» AIM OF THE EXERCISE:
Go through the lines below and count those that contain "this"; the number is all that should be returned.

» GIVEN DATA:
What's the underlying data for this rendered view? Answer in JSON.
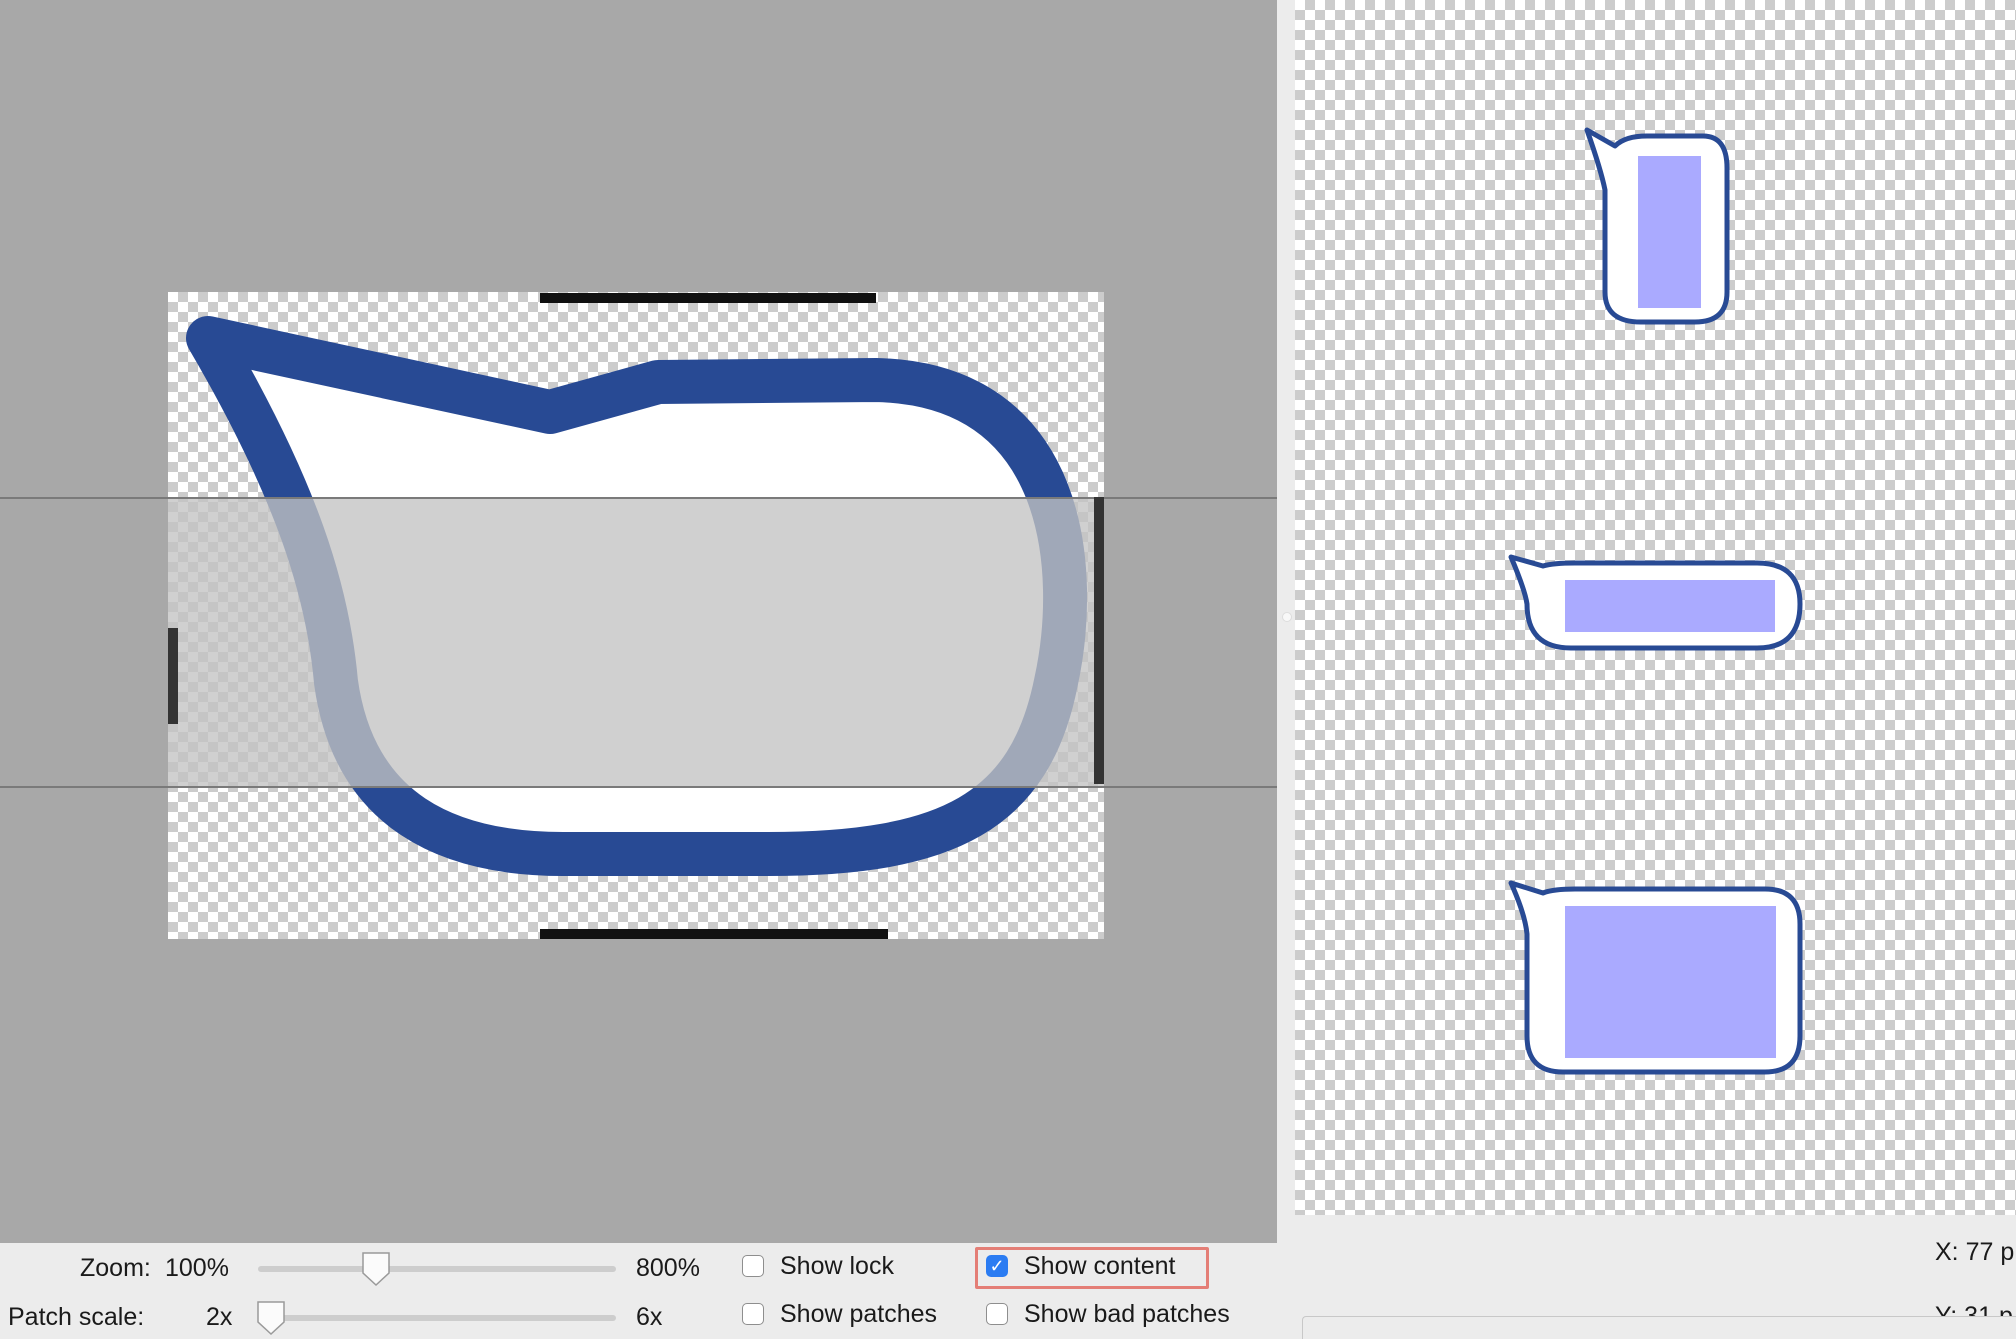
{
  "editor": {
    "zoom_label": "Zoom:",
    "zoom_value": "100%",
    "zoom_max": "800%",
    "zoom_level": 0.33,
    "patch_scale_label": "Patch scale:",
    "patch_scale_min": "2x",
    "patch_scale_max": "6x",
    "patch_scale_level": 0.0
  },
  "options": {
    "show_lock": {
      "label": "Show lock",
      "checked": false
    },
    "show_content": {
      "label": "Show content",
      "checked": true
    },
    "show_patches": {
      "label": "Show patches",
      "checked": false
    },
    "show_bad_patches": {
      "label": "Show bad patches",
      "checked": false
    }
  },
  "status": {
    "x_readout": "X: 77 p",
    "y_readout": "Y: 31 p"
  },
  "colors": {
    "editor_background": "#a8a8a8",
    "bubble_stroke": "#284a94",
    "content_fill": "#aaaaff",
    "highlight": "#e47e76"
  },
  "icons": {
    "checkmark": "checkmark-icon"
  }
}
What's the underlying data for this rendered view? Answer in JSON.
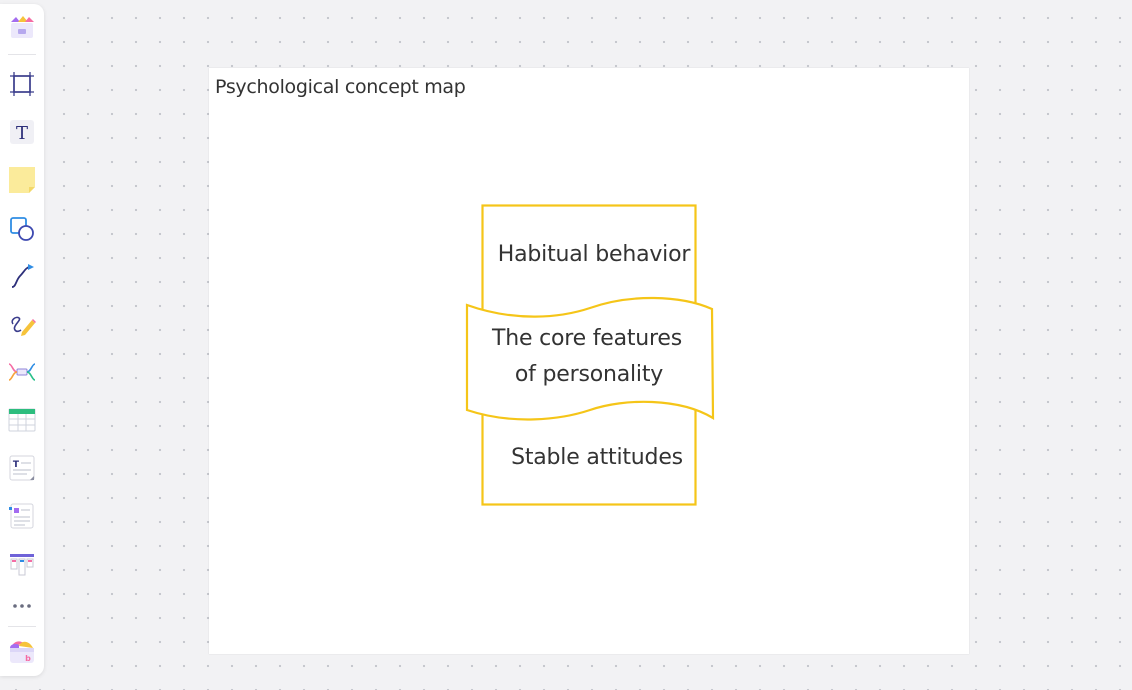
{
  "toolbar": {
    "tools": [
      {
        "name": "app-logo-icon"
      },
      {
        "name": "frame-tool-icon"
      },
      {
        "name": "text-tool-icon",
        "glyph": "T"
      },
      {
        "name": "sticky-note-tool-icon"
      },
      {
        "name": "shape-tool-icon"
      },
      {
        "name": "connector-tool-icon"
      },
      {
        "name": "pen-tool-icon"
      },
      {
        "name": "mindmap-tool-icon"
      },
      {
        "name": "table-tool-icon"
      },
      {
        "name": "text-card-tool-icon",
        "glyph": "T"
      },
      {
        "name": "list-card-tool-icon"
      },
      {
        "name": "kanban-tool-icon"
      },
      {
        "name": "more-tools-icon",
        "glyph": "•••"
      },
      {
        "name": "templates-icon"
      }
    ]
  },
  "frame": {
    "title": "Psychological concept map"
  },
  "diagram": {
    "accent_color": "#f5c518",
    "top_node": "Habitual behavior",
    "center_node": {
      "line1": "The core features",
      "line2": "of personality"
    },
    "bottom_node": "Stable attitudes"
  }
}
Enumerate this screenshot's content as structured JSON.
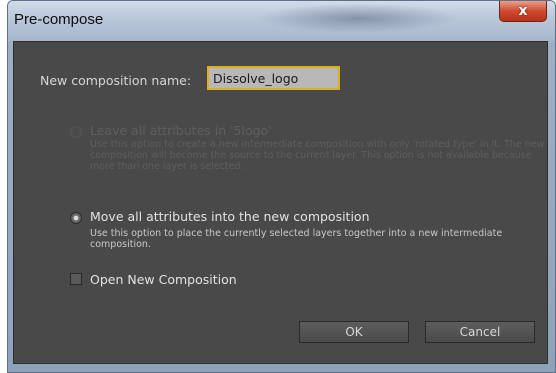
{
  "dialog": {
    "title": "Pre-compose",
    "close_label": "x"
  },
  "name_field": {
    "label": "New composition name:",
    "value": "Dissolve_logo"
  },
  "option_leave": {
    "label": "Leave all attributes in '5logo'",
    "description": "Use this option to create a new intermediate composition with only 'rotated type' in it. The new composition will become the source to the current layer. This option is not available because more than one layer is selected.",
    "enabled": false
  },
  "option_move": {
    "label": "Move all attributes into the new composition",
    "description": "Use this option to place the currently selected layers together into a new intermediate composition.",
    "selected": true
  },
  "open_new": {
    "label": "Open New Composition",
    "checked": false
  },
  "buttons": {
    "ok": "OK",
    "cancel": "Cancel"
  }
}
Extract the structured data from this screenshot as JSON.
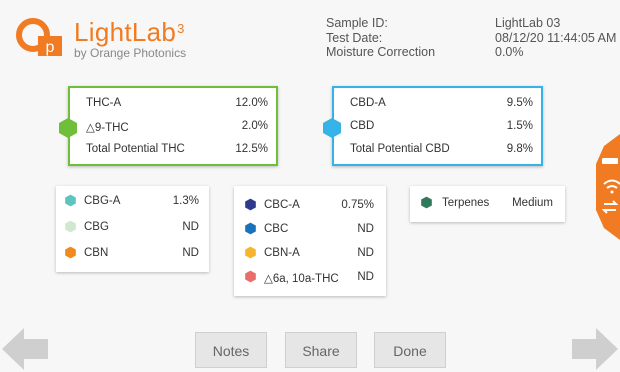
{
  "brand": {
    "name": "LightLab",
    "superscript": "3",
    "subtitle": "by Orange Photonics",
    "color": "#f07b22"
  },
  "sample_info": {
    "sample_id_label": "Sample ID:",
    "sample_id_value": "LightLab 03",
    "test_date_label": "Test Date:",
    "test_date_value": "08/12/20 11:44:05 AM",
    "moisture_label": "Moisture Correction",
    "moisture_value": "0.0%"
  },
  "thc_card": {
    "border_color": "#6fbf3a",
    "rows": [
      {
        "label": "THC-A",
        "value": "12.0%"
      },
      {
        "label": "△9-THC",
        "value": "2.0%"
      },
      {
        "label": "Total Potential THC",
        "value": "12.5%"
      }
    ]
  },
  "cbd_card": {
    "border_color": "#35b3e6",
    "rows": [
      {
        "label": "CBD-A",
        "value": "9.5%"
      },
      {
        "label": "CBD",
        "value": "1.5%"
      },
      {
        "label": "Total Potential CBD",
        "value": "9.8%"
      }
    ]
  },
  "cbg_card": {
    "rows": [
      {
        "label": "CBG-A",
        "value": "1.3%",
        "color": "#5ec4be"
      },
      {
        "label": "CBG",
        "value": "ND",
        "color": "#cfe8cf"
      },
      {
        "label": "CBN",
        "value": "ND",
        "color": "#f08a1c"
      }
    ]
  },
  "cbc_card": {
    "rows": [
      {
        "label": "CBC-A",
        "value": "0.75%",
        "color": "#2e3b8c"
      },
      {
        "label": "CBC",
        "value": "ND",
        "color": "#1a73b8"
      },
      {
        "label": "CBN-A",
        "value": "ND",
        "color": "#f5b62a"
      },
      {
        "label": "△6a, 10a-THC",
        "value": "ND",
        "color": "#e96d6d"
      }
    ]
  },
  "terpenes_card": {
    "label": "Terpenes",
    "value": "Medium",
    "color": "#2f7a5a"
  },
  "buttons": {
    "notes": "Notes",
    "share": "Share",
    "done": "Done"
  },
  "icons": {
    "thc_hex": "hexagon-green-icon",
    "cbd_hex": "hexagon-blue-icon",
    "prev": "arrow-left-icon",
    "next": "arrow-right-icon",
    "side_menu": "side-menu-icon"
  }
}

» TASK RESPONSE:
6